RECORDS PROVIDED -
□ □ □ □ □ □ □
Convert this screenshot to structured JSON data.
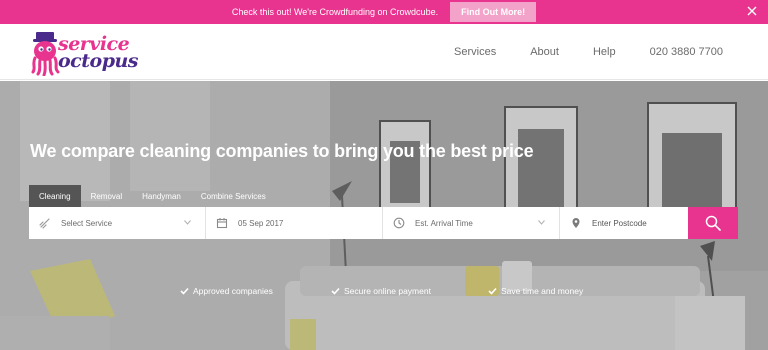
{
  "promo": {
    "text": "Check this out! We're Crowdfunding on Crowdcube.",
    "button": "Find Out More!",
    "close_icon": "close-icon"
  },
  "logo": {
    "line1": "service",
    "line2": "octopus"
  },
  "nav": {
    "items": [
      "Services",
      "About",
      "Help",
      "020 3880 7700"
    ]
  },
  "hero": {
    "title": "We compare cleaning companies to bring you the best price",
    "tabs": [
      "Cleaning",
      "Removal",
      "Handyman",
      "Combine Services"
    ],
    "active_tab": "Cleaning",
    "search": {
      "service_placeholder": "Select Service",
      "date_value": "05 Sep 2017",
      "arrival_placeholder": "Est. Arrival Time",
      "postcode_placeholder": "Enter Postcode"
    },
    "features": [
      "Approved companies",
      "Secure online payment",
      "Save time and money"
    ]
  },
  "colors": {
    "brand_pink": "#e8348f",
    "brand_purple": "#4a2a8a",
    "promo_button": "#f3a3c9",
    "active_tab": "#555555"
  }
}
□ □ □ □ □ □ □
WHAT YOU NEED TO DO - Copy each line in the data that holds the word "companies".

SOLUTION TO THIS EXERCISE -
    "title": "We compare cleaning companies to bring you the best price",
      "Approved companies",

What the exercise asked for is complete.